Thursday, August 11, 2005

If McDonald's Were Run Like A Bar

Just had a random thought today about America's growing obesity problem after reading about New York City's recent Anti-Fat campaign. The NYC Department of Health has begun urging restaurants in the area to voluntarily eliminate certain types of cooking oils that contain a lot of trans-fat, which really increases fattiness and heart disease risk.

Anyway, I was thinking about how different everything would be if fast food chains adopted a policy that is in effect at bars today. What if an obviously obese person were to walk up and order a Super-Sized value meal at McDonald's, and the cashier said, "Sorry, you're cut off. You're too fat, and we're not going to promote this self-destructive behavior. But, we can let you have a chicken salad and some lite dressing." Surely, restaurant revenues would decrease by quite a bit. But, what if the government subsidized the loss of revenues, since they would certainly save a fortune in health care costs further down the line.

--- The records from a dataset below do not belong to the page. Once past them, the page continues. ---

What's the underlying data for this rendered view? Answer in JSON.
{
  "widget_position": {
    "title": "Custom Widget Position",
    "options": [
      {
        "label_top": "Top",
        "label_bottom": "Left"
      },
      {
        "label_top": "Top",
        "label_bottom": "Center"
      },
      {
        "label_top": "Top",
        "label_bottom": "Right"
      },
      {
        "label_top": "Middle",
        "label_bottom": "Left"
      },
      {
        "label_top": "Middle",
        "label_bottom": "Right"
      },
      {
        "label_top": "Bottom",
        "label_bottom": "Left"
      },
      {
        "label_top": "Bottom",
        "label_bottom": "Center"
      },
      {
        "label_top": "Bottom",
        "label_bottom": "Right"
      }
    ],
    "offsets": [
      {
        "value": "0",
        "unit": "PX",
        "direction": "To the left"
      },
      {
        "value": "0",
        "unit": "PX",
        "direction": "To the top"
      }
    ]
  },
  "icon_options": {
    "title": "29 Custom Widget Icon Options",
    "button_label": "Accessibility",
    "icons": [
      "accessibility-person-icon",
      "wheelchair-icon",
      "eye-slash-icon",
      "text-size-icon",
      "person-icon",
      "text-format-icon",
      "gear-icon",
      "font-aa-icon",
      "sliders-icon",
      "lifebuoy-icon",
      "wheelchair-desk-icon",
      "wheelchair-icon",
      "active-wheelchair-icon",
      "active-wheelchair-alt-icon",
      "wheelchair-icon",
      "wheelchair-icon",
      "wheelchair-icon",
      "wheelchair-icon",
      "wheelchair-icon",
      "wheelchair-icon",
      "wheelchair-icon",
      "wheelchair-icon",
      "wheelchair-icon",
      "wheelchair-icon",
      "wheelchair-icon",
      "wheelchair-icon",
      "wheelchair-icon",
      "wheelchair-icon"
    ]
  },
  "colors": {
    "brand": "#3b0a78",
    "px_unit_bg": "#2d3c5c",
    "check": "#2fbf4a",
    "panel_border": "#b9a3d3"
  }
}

I know that this would never happen, but I think it's interesting to think about. Also, while the obese of the world might find this practice discriminatory, I don't see how it's all that different from cutting someone off the alcohol at the bar. This of course assumes that the person in question was not going to drive, which could potentially lead to injuring another individual.

Interested to hear your thoughts on this. It's radical, but I am willing to bet that it's effective. I do not believe that we would have widespread obesity if it wasn't so easy to get a hold of really fatty foods.


Anonymous said...

The issue is that they aren't directly causing anyone else harm.

And a lot of things where you force people to do exactly what you think they should do are effective, but this isn't Soviet Russia.

Brute Force said...

If you could prove that you had a ride home, why aren't you allowed to continue drinking at a bar? How come suicide is technically illegal? You're not doing anyone else any direct harm in that either.

But, what the obese are harming is my pocketbook with additional healthcare costs that I shoulder in part when I pay my taxes.

Anonymous said...

Bottom line is it is a liability issue. Bars are scared that if they allow a drunk have yet another drink chances are he may have a car accident and hurt somebody. In turn the family of the person hurt can and will sue the bar. That’s why they decline service to few and I mean very few patrons. Now the whole part of proving you had a ride is not their business nor will bars take it on. Again that’s too much liability.

On the other hand, an obese person ordering a big Mac is certainly causing harm to himself but he does not pose a risk to others when he leaves the premises of the restaurant. Denying obese people greasy food would be a foolish thing for restaurants to do because I am willing to bet you that obese people dining dollars comprise a significant part of their revenues. Your whole idea of restaurants offering restrictive menus to obese people is a stupid one. Obese people are usually pretty sensitive. They do that and that person will never bring his business to that restaurant again.

Suicide is only illegal if you are unsuccessful @ it.

But your point about obesity being a problem is absolutely true. And I agree it increases healthcare costs for everybody.